* GIVEN INFORMATION *
_ _ _ _

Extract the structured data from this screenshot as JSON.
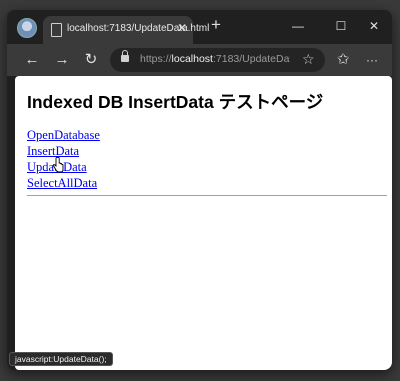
{
  "browser": {
    "tab": {
      "title": "localhost:7183/UpdateData.html",
      "close_glyph": "✕"
    },
    "new_tab_glyph": "+",
    "window_controls": {
      "minimize": "—",
      "maximize": "☐",
      "close": "✕"
    },
    "toolbar": {
      "back_glyph": "←",
      "forward_glyph": "→",
      "reload_glyph": "↻",
      "favorites_glyph": "☆",
      "collections_glyph": "✩",
      "more_glyph": "···"
    },
    "address_bar": {
      "scheme": "https://",
      "host": "localhost",
      "rest": ":7183/UpdateDat...",
      "star_glyph": "☆"
    }
  },
  "page": {
    "heading": "Indexed DB InsertData テストページ",
    "links": [
      {
        "label": "OpenDatabase"
      },
      {
        "label": "InsertData"
      },
      {
        "label": "UpdateData"
      },
      {
        "label": "SelectAllData"
      }
    ]
  },
  "status_bar": {
    "text": "javascript:UpdateData();"
  },
  "icons": {
    "profile": "profile-avatar-icon",
    "tab_page": "page-icon",
    "lock": "lock-icon",
    "star": "star-icon",
    "cursor": "hand-pointer-icon"
  }
}
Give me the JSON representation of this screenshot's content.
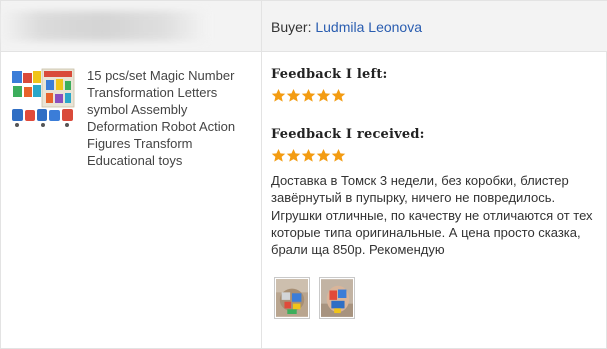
{
  "buyer": {
    "prefix": "Buyer: ",
    "name": "Ludmila Leonova"
  },
  "product": {
    "title": "15 pcs/set Magic Number Transformation Letters symbol Assembly Deformation Robot Action Figures Transform Educational toys",
    "thumbnail_icon": "robot-toy-set-image"
  },
  "feedback_left": {
    "heading": "Feedback I left:",
    "stars": 5
  },
  "feedback_received": {
    "heading": "Feedback I received:",
    "stars": 5,
    "text": "Доставка в Томск 3 недели, без коробки, блистер завёрнутый в пупырку, ничего не повредилось. Игрушки отличные, по качеству не отличаются от тех которые типа оригинальные. А цена просто сказка, брали ща 850р. Рекомендую"
  },
  "photos": [
    "review-photo-1",
    "review-photo-2"
  ],
  "colors": {
    "star": "#f39c12",
    "link": "#2a5db0",
    "header_bg": "#f3f3f3",
    "border": "#e3e3e3"
  }
}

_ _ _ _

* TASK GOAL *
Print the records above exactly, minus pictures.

* PROBLEM SOLUTION *
Extract the structured data from this screenshot as JSON.
{
  "browser": {
    "tab": {
      "title": "localhost:7183/UpdateData.html",
      "close_glyph": "✕"
    },
    "new_tab_glyph": "+",
    "window_controls": {
      "minimize": "—",
      "maximize": "☐",
      "close": "✕"
    },
    "toolbar": {
      "back_glyph": "←",
      "forward_glyph": "→",
      "reload_glyph": "↻",
      "favorites_glyph": "☆",
      "collections_glyph": "✩",
      "more_glyph": "···"
    },
    "address_bar": {
      "scheme": "https://",
      "host": "localhost",
      "rest": ":7183/UpdateDat...",
      "star_glyph": "☆"
    }
  },
  "page": {
    "heading": "Indexed DB InsertData テストページ",
    "links": [
      {
        "label": "OpenDatabase"
      },
      {
        "label": "InsertData"
      },
      {
        "label": "UpdateData"
      },
      {
        "label": "SelectAllData"
      }
    ]
  },
  "status_bar": {
    "text": "javascript:UpdateData();"
  },
  "icons": {
    "profile": "profile-avatar-icon",
    "tab_page": "page-icon",
    "lock": "lock-icon",
    "star": "star-icon",
    "cursor": "hand-pointer-icon"
  }
}
Give me the JSON representation of this screenshot's content.
{
  "buyer": {
    "prefix": "Buyer: ",
    "name": "Ludmila Leonova"
  },
  "product": {
    "title": "15 pcs/set Magic Number Transformation Letters symbol Assembly Deformation Robot Action Figures Transform Educational toys",
    "thumbnail_icon": "robot-toy-set-image"
  },
  "feedback_left": {
    "heading": "Feedback I left:",
    "stars": 5
  },
  "feedback_received": {
    "heading": "Feedback I received:",
    "stars": 5,
    "text": "Доставка в Томск 3 недели, без коробки, блистер завёрнутый в пупырку, ничего не повредилось. Игрушки отличные, по качеству не отличаются от тех которые типа оригинальные. А цена просто сказка, брали ща 850р. Рекомендую"
  },
  "photos": [
    "review-photo-1",
    "review-photo-2"
  ],
  "colors": {
    "star": "#f39c12",
    "link": "#2a5db0",
    "header_bg": "#f3f3f3",
    "border": "#e3e3e3"
  }
}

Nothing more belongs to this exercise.